When it came time for Anne Rutt to give her new supper club a name, she wanted something unusual, yet familiar. “I spend time in Spain and Mexico, and my husband’s from Guadalajara,” she explains. “We’ve both eaten in a lot of hosterias, these little eateries on the side of the road outside major cities. There’s always a communal table and a little old lady serving authentic, local food in the kitchen. We ate some of the best meals of our lives at those places.”
And, so, about a year ago, Hosteria Verde—verde to honor such green concepts as local produce and environmentally-friendly products—was born. “The idea was to incorporate a lot of the best of Austin,” Anne recalls. “The visual arts, the local food and the fun, interesting people from all walks of life.”
Adding to the eclectic atmosphere is the setting—Hosteria dinners are held at local art exhibition spaces, among them the IF&D and Wally Workman galleries.
Dinner can be a logistical challenge—all eight courses are prepped at Hosteria’s commercial kitchen and put together on-site. But it’s one that taps perfectly into Anne’s real passion. “I put myself through Texas State while bartending at Vespaio,” she says. “I can talk about food and wine all day, and I love service. I was on my way to law school when I suddenly thought, ‘you know, my heart’s not in this.’ ”
The revelation ultimately led her to form a supper-club partnership with then-Vespaio-chef Andrew Francisco. He cooked, designed menus and shopped for the best local ingredients while Anne did everything else, from staffing to clean-up to serving as informal master of culinary ceremonies. When Francisco moved on, Rutt connected with John Cain, a Jeffrey’s-trained chef who’d just moved back to Austin.
Oliver Everette and his partner, both devotees of Austin’s burgeoning supper club scene, became instant fans. “We’ve been to five of their dinners,” he says. “The first was at the Pump Project—a gallery and workspace for 30-plus artists. You walk into that atmosphere, but you also see the candles and white linens and all these new people to meet. We got to meet the artists and see their spaces. Some were even working.
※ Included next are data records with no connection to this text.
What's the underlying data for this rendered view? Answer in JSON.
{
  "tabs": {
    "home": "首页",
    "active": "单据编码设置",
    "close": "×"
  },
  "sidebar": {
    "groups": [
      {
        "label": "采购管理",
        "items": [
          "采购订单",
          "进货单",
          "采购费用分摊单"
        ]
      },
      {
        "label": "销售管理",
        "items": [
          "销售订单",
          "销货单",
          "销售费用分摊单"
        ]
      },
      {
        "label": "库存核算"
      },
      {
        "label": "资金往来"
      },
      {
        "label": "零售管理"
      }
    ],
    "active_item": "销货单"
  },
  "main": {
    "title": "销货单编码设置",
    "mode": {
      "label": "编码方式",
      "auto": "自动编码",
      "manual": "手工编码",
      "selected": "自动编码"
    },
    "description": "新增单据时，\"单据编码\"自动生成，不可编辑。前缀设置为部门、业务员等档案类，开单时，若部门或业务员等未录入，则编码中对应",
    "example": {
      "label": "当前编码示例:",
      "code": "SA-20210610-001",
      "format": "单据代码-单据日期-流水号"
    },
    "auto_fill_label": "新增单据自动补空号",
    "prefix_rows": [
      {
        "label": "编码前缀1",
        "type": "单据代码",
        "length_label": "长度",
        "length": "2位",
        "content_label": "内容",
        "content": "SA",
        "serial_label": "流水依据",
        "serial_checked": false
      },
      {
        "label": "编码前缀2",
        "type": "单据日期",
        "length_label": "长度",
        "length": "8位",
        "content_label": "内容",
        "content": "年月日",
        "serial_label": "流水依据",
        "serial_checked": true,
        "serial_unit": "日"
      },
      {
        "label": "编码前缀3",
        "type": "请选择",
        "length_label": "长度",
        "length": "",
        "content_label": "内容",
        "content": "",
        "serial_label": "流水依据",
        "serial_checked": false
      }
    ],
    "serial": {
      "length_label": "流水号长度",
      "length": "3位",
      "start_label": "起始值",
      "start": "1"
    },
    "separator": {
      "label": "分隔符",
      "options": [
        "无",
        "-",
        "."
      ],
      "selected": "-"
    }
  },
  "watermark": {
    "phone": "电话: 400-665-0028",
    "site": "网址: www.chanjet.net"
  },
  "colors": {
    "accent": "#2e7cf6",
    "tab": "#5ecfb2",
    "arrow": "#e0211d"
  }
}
About 30 people sat down in the middle of all that beautiful art.”
At this point, Anne Rutt is far more comfortable in her mobile hosteria than she ever would have been in law school, and she’s looking forward to dinners featuring guest chefs from Uchi, Wink and other local restaurants.
“It’s so rewarding to watch a bunch of strangers come together and leave as friends,” she says. “And all over a nice meal.”
Hosteria Verde Supper Club and Catering